Quantitative: e.g., 1.) Around 10°N, there is a balance whereby there is an apparent balance between absorbing and reflecting energy. 2) The Southern Hemisphere falls mostly in the range of 30 - 162.5 W/m² . 3)The Northern Hemisphere falls mostly in the range of -30 to -207.1 W/m²
3. Direct students to observe the color legend and its values. It is important to note that the ranges vary among all plots, meaning that the minimum and maximum values may be different and represented by different colors on the color bar.
a. What could the false colors represent? units of measurement?
b. What time of year do you think this image represents? Why?
Again, review the Monthly TOA All-Sky Net Flux but tell students that this is an image captured by NASA satellites showing Atmospheric Radiation in January 2015.a. Knowing this date, how does this support or reject your ideas from earlier? Answers will vary.
Explain that places in white represent areas where the amount of incoming and outgoing energy are in balance. (NOTE: It is hard to differentiate in the grayscale image; you may wish to project the colored image for the whole class to view if a color printer is unavailable).a. Places where more energy comes into the Earth System then goes out (positive net radiation) are red/dark gray. Places where more energy goes out then comes in (negative net radiation) are blue/white.
Distribute the Student Sheet. Allow students to work in teams or independently to answer the following questions:
What systems are absorbing energy? atmosphere, land surfaces and oceans
Where do you think more heat is being given off? What evidence do you have to support this?
Where do you think there is more heat absorbed? What evidence do you have to support this claim?
Now, distribute compare with the image from March 2015.a. What do you notice? The red color is beginning to spread north, meaning that more solar energy is being absorbed in the Northern Hemisphere. The white areas are becoming more varied in location meaning that there is a balance of absorption and release.
b. Where is energy being released than absorbed? the Southern Ocean and Antarctica.
Post the following questions for students to consider as they watch an animation:
a.) How does net radiation vary over the year at key months in the solar cycle?
b.) What are the key months where you see the most change?
Show Animation of Earth Net Radiative Flux and then review students’ answers.
a.) The maps and animation illustrate how net radiation varies over the year at key months in the solar cycle.
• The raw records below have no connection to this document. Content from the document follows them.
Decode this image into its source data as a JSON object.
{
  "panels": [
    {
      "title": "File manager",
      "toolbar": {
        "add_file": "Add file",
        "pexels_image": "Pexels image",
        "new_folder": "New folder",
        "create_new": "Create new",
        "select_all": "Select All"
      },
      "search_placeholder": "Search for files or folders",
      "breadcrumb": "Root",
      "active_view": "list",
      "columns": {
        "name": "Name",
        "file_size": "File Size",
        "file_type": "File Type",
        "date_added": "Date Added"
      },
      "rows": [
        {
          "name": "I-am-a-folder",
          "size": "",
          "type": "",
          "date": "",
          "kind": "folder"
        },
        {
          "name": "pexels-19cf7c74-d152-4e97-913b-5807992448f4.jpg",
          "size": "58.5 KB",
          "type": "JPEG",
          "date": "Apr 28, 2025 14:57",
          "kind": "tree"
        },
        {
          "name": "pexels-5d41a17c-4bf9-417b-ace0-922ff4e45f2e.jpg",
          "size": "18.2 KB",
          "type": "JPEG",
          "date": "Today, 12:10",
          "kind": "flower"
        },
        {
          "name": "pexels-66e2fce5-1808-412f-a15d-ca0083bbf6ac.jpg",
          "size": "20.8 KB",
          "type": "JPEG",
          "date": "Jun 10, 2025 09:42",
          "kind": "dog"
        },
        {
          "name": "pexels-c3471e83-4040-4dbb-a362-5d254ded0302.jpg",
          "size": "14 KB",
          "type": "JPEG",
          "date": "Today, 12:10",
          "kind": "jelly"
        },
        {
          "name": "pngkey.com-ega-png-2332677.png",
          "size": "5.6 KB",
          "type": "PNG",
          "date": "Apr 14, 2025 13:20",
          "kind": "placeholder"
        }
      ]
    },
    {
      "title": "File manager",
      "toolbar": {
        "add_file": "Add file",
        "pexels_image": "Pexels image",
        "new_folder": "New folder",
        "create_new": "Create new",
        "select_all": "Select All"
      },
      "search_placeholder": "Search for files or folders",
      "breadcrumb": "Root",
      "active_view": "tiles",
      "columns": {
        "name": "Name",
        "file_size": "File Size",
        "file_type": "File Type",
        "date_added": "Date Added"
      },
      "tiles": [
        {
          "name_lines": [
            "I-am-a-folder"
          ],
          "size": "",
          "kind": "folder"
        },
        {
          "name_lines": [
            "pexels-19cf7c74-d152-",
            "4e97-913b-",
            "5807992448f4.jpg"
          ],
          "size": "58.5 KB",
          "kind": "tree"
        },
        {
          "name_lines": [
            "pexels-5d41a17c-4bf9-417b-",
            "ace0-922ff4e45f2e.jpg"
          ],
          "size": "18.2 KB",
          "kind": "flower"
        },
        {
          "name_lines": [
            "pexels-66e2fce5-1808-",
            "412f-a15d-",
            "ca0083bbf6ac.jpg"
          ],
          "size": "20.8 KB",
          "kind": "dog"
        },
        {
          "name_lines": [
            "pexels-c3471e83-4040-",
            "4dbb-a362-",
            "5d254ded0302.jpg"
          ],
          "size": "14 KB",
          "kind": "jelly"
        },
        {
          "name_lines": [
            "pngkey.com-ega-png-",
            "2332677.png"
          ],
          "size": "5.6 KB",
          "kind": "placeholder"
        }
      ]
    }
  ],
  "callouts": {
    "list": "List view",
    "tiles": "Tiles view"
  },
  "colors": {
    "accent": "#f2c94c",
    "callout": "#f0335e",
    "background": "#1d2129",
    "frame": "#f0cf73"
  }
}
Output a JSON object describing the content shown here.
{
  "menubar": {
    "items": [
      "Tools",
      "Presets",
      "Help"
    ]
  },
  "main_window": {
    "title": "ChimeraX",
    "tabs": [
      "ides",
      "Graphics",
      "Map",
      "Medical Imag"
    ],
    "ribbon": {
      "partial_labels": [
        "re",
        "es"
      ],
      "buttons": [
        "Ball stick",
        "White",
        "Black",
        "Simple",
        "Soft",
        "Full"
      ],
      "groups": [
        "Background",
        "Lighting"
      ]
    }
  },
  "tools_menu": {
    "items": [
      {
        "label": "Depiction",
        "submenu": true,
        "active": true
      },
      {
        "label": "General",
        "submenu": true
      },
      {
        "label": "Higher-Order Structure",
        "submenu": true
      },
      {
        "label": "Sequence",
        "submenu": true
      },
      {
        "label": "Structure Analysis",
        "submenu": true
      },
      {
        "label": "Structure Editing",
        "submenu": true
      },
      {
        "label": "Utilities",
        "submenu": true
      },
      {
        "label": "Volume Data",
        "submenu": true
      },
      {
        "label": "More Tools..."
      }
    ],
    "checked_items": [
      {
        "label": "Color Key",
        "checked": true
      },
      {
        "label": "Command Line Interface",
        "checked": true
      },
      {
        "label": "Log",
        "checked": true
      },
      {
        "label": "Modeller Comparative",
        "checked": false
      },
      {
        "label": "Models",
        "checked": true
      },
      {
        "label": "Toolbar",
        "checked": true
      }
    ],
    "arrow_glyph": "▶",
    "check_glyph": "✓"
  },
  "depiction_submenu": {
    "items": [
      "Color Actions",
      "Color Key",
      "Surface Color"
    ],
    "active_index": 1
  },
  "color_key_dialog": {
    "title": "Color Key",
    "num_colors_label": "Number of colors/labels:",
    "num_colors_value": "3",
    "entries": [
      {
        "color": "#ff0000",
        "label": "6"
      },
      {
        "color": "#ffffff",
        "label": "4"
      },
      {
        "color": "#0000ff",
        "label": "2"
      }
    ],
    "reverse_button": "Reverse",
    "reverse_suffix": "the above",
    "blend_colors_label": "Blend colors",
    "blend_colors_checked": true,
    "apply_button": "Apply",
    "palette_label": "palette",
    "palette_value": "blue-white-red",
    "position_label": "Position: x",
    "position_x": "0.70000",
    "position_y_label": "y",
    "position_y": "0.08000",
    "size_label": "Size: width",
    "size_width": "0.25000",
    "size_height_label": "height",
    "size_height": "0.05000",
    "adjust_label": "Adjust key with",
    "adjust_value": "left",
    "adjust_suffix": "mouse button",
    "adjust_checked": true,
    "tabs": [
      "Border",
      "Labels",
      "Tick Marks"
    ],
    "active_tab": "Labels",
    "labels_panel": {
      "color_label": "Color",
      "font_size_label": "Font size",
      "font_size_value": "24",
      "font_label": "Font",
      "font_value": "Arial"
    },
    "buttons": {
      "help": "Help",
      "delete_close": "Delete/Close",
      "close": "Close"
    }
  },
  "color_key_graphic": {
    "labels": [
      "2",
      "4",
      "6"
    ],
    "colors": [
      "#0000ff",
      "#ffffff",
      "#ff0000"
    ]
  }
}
In June, the tilt in Earth’s rotational axis has its strongest influence on the amount of sunlight reaching the ground in each hemisphere. One hemisphere is tipped its farthest away from the Sun, and other is tipped toward it. Net radiation is strongly positive across the Northern Hemisphere in June and strongly negative across the Southern Hemisphere. In December, the pattern reverses.
3. Play the following video
Using the additional images provided on the Student Pages, compare the monthly changes. Note: The only Student Page with an unlabelled date is January 2015.
Discuss whether the patterns students observe are consistent with your earlier observations.